[[ Source material, beginning ]]

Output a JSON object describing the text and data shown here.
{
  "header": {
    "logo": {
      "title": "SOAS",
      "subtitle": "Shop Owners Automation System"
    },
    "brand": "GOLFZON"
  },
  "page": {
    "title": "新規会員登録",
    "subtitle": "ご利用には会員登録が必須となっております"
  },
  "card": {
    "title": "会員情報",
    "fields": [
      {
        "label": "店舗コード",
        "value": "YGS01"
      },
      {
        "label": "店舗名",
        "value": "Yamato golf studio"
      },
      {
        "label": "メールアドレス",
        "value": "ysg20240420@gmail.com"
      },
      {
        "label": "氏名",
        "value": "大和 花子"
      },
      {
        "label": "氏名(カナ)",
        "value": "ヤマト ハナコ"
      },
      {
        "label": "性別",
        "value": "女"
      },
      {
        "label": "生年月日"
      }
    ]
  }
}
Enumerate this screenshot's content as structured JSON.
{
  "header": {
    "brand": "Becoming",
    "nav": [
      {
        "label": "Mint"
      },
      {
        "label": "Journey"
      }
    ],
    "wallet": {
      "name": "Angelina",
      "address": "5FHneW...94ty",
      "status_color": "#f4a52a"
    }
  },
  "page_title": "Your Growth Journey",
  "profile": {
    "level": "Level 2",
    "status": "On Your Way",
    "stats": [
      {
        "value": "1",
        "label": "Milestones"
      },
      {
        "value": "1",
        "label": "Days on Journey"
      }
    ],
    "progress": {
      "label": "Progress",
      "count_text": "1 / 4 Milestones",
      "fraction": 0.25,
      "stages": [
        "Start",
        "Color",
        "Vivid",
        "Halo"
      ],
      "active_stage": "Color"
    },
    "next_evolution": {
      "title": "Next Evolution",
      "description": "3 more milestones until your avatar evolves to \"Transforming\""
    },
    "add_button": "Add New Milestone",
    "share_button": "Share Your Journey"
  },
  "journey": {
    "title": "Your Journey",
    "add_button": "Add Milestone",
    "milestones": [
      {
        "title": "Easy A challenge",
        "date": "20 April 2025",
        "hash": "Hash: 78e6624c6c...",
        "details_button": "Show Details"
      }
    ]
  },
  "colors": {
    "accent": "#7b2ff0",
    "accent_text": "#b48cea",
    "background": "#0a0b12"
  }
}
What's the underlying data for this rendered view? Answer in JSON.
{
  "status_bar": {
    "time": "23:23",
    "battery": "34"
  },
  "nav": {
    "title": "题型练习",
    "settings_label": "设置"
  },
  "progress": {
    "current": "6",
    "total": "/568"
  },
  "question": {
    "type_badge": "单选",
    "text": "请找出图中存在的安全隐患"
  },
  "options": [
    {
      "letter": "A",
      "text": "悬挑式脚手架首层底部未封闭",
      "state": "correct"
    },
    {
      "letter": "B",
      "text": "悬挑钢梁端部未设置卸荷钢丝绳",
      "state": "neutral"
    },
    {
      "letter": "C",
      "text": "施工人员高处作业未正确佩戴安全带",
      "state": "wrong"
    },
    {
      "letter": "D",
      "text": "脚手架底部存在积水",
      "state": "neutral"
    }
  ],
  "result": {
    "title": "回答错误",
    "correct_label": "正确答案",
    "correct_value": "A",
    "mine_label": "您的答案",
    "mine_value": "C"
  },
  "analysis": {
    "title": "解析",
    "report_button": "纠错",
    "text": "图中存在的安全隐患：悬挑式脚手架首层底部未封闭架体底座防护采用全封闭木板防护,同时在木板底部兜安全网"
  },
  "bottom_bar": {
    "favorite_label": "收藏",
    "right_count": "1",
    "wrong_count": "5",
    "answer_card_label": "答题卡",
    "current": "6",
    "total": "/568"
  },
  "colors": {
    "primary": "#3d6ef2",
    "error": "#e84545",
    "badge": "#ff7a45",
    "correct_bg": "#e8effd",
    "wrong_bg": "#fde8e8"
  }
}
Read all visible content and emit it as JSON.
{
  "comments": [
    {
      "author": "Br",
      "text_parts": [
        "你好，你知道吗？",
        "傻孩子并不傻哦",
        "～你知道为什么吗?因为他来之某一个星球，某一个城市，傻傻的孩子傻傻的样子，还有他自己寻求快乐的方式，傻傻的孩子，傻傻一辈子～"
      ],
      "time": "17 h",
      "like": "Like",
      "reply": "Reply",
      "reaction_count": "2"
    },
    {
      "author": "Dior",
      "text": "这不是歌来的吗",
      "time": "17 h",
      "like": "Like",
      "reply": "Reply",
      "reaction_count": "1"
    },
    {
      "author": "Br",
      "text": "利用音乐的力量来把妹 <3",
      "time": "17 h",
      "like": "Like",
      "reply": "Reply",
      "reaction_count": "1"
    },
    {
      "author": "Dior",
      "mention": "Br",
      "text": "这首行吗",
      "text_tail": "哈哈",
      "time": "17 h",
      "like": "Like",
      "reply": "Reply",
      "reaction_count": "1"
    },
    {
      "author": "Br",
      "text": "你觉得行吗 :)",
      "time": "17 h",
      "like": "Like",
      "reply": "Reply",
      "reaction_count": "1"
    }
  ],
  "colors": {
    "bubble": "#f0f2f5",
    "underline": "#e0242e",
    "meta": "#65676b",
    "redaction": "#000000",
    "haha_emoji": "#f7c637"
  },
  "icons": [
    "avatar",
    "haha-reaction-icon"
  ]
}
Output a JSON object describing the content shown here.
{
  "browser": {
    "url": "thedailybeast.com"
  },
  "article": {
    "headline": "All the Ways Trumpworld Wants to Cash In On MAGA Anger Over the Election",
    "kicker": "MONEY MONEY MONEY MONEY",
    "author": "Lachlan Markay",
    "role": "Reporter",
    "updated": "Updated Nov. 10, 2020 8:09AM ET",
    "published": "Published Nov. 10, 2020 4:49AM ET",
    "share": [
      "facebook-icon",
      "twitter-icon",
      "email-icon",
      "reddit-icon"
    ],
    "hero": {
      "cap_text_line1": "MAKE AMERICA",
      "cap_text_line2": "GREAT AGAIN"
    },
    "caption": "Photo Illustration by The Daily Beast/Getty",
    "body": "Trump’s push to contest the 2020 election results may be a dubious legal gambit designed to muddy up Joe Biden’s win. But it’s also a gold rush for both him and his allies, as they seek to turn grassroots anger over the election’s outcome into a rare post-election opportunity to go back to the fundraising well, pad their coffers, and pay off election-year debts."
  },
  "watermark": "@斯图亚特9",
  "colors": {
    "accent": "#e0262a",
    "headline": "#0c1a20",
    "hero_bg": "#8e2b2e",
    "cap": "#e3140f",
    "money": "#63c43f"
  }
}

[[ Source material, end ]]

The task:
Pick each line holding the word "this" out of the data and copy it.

Exercise result:
Enumerate this screenshot's content as structured JSON.
What's the underlying data for this rendered view? Answer in JSON.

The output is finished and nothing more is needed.